Minor Mystery Solved

The Drump administration (I’m going with “Drump” for now) and its various sympathizers and enablers are doing their worst, but that didn’t stop the Academy of Motion Picture Arts and Sciences from handing out Oscars last night. Mostly to the winners.

So how did it come about that famous actor Warren Beatty was given the Best Actress envelope before walking on stage to present the Best Picture award, which was followed by famous actor Faye Dunaway announcing the wrong winner?

The accounting firm that handles the envelopes backstage claims the incident is still “under investigation”. It’s now obvious, however, what happened. This paragraph from a Washington Post story provides the answer:

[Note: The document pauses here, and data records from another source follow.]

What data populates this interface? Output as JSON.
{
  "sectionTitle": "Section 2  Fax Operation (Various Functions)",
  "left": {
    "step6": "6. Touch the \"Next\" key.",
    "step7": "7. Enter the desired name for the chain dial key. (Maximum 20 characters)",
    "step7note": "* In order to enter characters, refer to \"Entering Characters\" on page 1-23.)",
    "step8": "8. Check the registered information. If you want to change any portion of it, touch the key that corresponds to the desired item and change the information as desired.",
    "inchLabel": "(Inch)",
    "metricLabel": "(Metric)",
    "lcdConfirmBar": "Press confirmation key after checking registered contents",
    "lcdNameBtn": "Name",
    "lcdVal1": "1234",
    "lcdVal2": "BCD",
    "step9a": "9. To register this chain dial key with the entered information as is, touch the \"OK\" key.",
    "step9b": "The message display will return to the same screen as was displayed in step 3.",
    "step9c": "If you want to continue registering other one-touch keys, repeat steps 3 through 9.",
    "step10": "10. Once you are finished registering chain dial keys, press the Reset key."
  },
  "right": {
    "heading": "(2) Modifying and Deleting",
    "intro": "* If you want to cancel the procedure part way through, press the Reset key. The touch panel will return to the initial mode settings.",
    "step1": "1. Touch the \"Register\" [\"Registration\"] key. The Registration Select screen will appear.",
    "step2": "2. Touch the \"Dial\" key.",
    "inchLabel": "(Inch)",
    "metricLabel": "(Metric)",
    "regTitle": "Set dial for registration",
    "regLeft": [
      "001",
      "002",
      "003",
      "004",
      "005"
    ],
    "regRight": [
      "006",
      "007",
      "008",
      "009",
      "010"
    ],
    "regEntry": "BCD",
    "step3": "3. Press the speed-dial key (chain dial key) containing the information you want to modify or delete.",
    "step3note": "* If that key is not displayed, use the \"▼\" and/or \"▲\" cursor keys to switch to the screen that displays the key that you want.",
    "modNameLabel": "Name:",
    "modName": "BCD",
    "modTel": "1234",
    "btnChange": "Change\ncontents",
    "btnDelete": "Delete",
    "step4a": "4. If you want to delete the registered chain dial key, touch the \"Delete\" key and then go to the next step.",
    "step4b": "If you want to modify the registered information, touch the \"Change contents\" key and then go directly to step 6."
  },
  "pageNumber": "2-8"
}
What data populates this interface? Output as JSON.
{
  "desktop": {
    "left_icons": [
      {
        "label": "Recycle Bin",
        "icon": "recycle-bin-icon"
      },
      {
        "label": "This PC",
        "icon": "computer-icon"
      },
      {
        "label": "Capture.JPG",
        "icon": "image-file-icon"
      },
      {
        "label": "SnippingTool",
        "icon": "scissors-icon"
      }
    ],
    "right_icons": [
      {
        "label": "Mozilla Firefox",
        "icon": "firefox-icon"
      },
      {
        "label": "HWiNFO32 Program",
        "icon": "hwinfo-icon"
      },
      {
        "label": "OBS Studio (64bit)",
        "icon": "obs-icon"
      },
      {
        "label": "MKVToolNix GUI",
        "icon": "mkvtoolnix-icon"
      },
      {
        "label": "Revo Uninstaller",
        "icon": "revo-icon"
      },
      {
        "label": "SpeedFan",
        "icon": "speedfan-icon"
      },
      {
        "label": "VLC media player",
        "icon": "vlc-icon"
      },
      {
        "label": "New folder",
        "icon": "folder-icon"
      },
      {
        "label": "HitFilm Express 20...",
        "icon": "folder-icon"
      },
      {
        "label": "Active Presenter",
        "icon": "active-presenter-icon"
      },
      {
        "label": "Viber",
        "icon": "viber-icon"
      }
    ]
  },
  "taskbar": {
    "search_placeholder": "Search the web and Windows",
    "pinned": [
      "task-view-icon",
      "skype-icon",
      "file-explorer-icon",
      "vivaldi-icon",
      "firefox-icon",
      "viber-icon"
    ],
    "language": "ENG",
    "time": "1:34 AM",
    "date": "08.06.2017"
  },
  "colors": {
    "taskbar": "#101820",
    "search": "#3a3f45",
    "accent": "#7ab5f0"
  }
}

According to Mike Davies, [PriceWaterhouseCoopers] director of global communications, both Cullinan and Ruiz would have had a briefcase on either side of the auditorium to hand out the envelope for the category to be announced. Each briefcase would have had one envelope of [i.e. “for”] each category winner.

So, there were two accountants, Cullinan and Ruiz, backstage. Cullinan was on one side of the stage. Ruiz was on the other. Their job was to hand out the envelopes. But apparently nobody knows which side of the stage the presenters (the people who open the envelopes) will enter from (they’re actors, so who knows where they’ll turn up). That’s why each accountant has an envelope for each award. In other words, there are duplicate envelopes backstage.

That means, of course, that if Cullinan gives out the Best Actress envelope, Ruiz has to put her Best Actress envelope aside. And if Ruiz gives it out, Cullinan has to put his copy aside.

What happened last night, therefore, is that one of the accountants forgot to put the duplicate Best Actress envelope aside. Unfortunately, the forgetful (?) accountant was then called on to hand out the envelope for the next award (Best Picture). Without looking at the envelope to verify that it was indeed for Best Picture, he or she handed the duplicate Best Actress award to Warren Beatty. 

In a better world, Mr. Beatty would have halted the proceedings when he realized he was given the wrong envelope. Or Faye Dunaway would have halted the proceedings when she realized the same thing. But this isn’t a perfect world (as we all know by now), so neither Mr. Beatty nor Ms. Dunaway fixed the problem.

In conclusion: 

Any system in which there are two or more copies of something that should only be processed once has to guard against that thing being processed more than once. In other words, the procedure backstage wasn’t foolproof. It was going to fail eventually. Last night it did.

Nebraska in Black, White and Gray

Since I recently expressed great disappointment with Gravity, one of the movies nominated for Best Picture last year, it’s only fair that I express great appreciation for one of the others: Nebraska. That’s the one in which Bruce Dern plays a cantankerous, confused old man who thinks he’s won a million dollars from an outfit that’s pushing magazine subscriptions.

It’s an old-fashioned picture, beautifully filmed in black and white, with some wonderful performances, especially by Dern (a healthy 77-year old runner in real life) and June Squibb as his extremely outspoken wife. Their performances were both nominated for Oscars, as were the screenplay, directing and cinematography. 

I had a little problem with the premise of the movie — hadn’t Dern’s character ever gotten one of those “We are authorized to award you one million dollars!” notices in the mail before? And when his wife and sons try to convince him he hasn’t really won anything, don’t they point out the very big “if” in the small print?

Putting that quibble aside, Nebraska is the most consistently enjoyable movie I’ve seen in months. I don’t know how a young person would respond to it (a lot of old people, plus black and white?), but the characters and relationships in the movie resonated with me. My parents didn’t age gracefully, I had an uncle who wouldn’t stay put, and I’m wondering what kind of old man I’m turning into. Contented, grumpy, quiet, outspoken, wise, befuddled? Probably all of the above.